EXERCISE DESCRIPTION:
Every line below that contains "title" is to be copied.

[AVAILABLE RECORDS Boundary: Start]

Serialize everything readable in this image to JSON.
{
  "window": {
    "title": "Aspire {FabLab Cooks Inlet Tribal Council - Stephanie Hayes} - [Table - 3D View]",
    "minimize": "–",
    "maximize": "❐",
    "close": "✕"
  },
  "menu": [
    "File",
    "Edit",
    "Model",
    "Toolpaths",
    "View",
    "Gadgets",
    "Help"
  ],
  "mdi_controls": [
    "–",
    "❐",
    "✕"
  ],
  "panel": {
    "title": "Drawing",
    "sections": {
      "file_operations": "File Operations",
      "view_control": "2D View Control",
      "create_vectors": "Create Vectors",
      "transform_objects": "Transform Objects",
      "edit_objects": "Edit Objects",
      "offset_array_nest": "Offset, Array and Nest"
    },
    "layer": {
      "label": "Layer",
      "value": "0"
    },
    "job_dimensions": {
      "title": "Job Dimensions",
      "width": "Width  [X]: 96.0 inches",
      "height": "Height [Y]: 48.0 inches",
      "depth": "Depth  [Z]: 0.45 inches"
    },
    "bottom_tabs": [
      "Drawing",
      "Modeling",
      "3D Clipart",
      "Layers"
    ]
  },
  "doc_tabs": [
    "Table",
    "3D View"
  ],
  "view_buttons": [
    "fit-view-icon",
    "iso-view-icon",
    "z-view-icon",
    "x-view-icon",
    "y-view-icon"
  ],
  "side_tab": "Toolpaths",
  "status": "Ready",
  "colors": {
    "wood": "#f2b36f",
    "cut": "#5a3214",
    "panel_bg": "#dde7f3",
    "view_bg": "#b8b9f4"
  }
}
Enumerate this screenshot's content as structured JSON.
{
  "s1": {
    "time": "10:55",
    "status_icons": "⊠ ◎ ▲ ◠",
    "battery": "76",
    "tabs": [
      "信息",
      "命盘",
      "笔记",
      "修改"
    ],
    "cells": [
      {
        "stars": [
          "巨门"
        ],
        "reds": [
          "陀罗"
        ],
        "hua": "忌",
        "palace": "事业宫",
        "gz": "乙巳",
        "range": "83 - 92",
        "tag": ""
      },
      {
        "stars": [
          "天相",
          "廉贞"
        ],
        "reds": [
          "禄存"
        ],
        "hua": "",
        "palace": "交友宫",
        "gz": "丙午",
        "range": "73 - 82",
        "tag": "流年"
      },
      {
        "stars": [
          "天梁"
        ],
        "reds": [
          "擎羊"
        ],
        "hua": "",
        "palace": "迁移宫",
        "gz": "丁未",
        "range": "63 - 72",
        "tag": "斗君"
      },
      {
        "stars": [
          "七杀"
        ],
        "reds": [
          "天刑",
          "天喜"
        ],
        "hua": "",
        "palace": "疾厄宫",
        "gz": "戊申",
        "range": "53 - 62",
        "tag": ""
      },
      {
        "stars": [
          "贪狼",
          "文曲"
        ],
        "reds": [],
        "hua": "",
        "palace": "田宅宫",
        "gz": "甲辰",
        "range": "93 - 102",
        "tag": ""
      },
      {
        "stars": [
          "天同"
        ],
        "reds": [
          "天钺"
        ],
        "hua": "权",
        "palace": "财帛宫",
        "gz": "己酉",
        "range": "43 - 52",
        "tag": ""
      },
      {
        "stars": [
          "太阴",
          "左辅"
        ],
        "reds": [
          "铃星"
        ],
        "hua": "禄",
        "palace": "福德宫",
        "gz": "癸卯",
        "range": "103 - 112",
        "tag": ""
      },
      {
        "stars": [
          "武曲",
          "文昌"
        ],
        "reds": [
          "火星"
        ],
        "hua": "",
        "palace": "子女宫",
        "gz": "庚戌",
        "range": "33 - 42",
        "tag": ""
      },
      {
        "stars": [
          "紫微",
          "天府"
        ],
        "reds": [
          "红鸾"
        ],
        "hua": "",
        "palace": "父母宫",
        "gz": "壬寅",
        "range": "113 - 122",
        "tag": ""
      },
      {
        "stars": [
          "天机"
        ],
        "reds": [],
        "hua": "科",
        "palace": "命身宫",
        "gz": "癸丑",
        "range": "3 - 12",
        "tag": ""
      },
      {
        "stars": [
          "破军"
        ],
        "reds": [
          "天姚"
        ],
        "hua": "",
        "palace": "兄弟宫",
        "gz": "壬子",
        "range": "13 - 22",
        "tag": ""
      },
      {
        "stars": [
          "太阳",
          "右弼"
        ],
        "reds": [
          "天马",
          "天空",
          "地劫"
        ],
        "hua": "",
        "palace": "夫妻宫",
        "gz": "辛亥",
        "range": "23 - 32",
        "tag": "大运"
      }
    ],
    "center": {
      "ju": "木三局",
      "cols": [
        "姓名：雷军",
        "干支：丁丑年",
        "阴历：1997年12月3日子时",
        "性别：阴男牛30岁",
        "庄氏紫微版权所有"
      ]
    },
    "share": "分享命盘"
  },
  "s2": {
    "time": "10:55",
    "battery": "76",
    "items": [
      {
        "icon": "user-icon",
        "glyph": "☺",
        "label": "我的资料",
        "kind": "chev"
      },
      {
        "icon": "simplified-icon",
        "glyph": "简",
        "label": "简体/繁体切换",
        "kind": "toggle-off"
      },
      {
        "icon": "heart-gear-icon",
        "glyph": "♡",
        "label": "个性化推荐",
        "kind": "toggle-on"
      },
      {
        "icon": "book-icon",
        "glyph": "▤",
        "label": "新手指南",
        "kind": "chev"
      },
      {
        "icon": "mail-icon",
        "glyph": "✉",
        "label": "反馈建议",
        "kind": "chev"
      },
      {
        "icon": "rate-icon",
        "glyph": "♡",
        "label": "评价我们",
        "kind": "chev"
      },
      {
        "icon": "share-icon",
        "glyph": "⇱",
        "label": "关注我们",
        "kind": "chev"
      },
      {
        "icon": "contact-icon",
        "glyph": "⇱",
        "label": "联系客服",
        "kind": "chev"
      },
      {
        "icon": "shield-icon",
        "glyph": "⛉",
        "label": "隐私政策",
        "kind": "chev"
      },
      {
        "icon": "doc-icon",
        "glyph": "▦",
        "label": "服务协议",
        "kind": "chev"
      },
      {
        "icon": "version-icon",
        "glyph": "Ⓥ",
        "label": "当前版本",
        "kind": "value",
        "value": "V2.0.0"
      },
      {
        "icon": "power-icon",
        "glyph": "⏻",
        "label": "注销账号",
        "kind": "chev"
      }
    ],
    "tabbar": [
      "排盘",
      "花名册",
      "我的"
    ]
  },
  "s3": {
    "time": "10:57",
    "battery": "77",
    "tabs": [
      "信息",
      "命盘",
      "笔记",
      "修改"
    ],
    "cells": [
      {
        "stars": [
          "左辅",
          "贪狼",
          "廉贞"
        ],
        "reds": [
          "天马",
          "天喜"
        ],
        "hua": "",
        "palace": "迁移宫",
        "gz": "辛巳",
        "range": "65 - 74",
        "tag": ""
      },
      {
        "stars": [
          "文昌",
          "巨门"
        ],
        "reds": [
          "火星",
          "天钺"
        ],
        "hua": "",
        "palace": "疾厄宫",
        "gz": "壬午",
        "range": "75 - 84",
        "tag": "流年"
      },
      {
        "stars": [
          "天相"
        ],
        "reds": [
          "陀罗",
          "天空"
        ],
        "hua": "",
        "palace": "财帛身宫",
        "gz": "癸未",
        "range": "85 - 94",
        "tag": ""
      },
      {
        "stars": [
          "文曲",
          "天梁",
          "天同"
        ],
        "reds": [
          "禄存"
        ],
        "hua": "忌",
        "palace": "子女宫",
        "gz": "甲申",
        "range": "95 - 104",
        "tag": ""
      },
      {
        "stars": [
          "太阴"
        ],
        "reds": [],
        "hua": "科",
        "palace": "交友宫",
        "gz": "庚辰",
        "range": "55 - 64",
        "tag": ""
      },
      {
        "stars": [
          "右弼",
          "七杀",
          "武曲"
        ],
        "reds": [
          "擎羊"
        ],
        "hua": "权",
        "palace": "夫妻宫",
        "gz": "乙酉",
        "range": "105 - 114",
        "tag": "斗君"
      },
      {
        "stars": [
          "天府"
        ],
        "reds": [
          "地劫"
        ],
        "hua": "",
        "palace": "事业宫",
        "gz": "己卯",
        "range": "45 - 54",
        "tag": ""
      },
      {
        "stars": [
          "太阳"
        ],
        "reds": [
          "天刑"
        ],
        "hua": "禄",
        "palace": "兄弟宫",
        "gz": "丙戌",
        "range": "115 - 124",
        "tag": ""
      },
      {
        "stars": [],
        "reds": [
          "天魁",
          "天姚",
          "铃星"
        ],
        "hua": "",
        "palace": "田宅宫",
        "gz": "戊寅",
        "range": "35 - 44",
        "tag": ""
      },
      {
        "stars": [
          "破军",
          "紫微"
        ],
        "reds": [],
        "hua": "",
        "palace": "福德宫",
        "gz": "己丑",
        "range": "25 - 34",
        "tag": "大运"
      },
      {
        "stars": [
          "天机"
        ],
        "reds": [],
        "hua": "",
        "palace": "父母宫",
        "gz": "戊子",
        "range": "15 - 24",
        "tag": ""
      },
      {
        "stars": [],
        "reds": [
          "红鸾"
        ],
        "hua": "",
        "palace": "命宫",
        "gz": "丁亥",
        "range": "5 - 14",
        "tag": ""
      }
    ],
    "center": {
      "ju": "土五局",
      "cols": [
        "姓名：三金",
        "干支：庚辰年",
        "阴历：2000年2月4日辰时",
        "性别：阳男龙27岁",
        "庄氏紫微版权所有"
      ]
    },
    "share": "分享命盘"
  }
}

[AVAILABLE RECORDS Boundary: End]

OUTPUT FOR THIS EXERCISE:
    "title": "Aspire {FabLab Cooks Inlet Tribal Council - Stephanie Hayes} - [Table - 3D View]",
    "title": "Drawing",
      "title": "Job Dimensions",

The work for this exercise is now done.